by Pascal Danjou

Published by Editions de Barbotin, ISBN 2-9520988-0-8, 50 pages plus fold-out plans.

I found this at the Trucks & Tracks show 2004 and was very pleased to spot it. It is bilingual English/French and very comprehensive for such a small book.
The text covers the whole S 35 story from the original concept through war service in 1940, but it doesn’t stop there. There was also a self-propelled gun version with a 75mm cannon, the SAu 40, and that’s here too. It was only built as a prototype but did see active service in 1940 against the Germans. S 35s were, of course taken into German service and their use is covered here as you would expect. However, they were also held by the French Army in Tunisia with the excuse that they might be needed to defend against an Allied invasion – and promptly used in Free French service when that invasion happened. Even less known outside France is that some had been squirreled away from German eyes and were brought back into service after the liberation, fighting in the La Rochelle sector.
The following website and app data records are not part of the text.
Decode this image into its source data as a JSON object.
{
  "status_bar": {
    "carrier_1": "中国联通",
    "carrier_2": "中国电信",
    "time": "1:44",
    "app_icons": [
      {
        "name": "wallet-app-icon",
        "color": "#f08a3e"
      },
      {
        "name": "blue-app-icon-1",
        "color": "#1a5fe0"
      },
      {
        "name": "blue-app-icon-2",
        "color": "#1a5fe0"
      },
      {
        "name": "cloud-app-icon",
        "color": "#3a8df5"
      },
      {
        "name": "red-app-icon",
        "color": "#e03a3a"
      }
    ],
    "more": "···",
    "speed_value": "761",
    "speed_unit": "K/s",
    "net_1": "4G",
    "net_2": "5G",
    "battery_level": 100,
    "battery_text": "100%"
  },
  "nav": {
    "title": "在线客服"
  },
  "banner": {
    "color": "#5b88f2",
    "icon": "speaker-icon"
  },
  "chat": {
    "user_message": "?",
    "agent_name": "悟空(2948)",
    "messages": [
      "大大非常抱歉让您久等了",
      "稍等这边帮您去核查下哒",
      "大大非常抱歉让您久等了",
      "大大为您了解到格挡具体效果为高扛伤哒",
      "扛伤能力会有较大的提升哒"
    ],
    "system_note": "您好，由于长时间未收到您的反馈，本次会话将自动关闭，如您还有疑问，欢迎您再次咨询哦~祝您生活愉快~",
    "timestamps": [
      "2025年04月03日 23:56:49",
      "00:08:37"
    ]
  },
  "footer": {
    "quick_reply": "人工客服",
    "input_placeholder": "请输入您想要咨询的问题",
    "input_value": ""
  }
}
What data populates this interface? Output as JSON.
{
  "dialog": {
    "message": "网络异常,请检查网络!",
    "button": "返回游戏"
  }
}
All of this is described in the text and shown in some rare photographs.

Speaking of the photographs, there’s an excellent selection here showing prewar service, wartime use up to June 1940, German use and modifications, and even internal details. There’s also a colour photo section of internal and external details of a preserved tank at Saumur. This is followed by a good description, with colour diagrams, of the markings carried up to June 1940 and then by 10 colour side-view plates of camouflage and markings including the SAu 40 in its active-service colours. Finally, there are fold-out 5-view plans of the S 35 and the SAu 40 in both 1/72 and /35 scales.

This book is just what’s needed by anyone building the Heller 1/35 kit – I wish it had been available when I built mine – and there’s quite enough here to allow a conversion to the ultra-rare SAu 40. I really do hope that the team will go on to produce similar books on other French tanks. Highly recommended!

John Prigent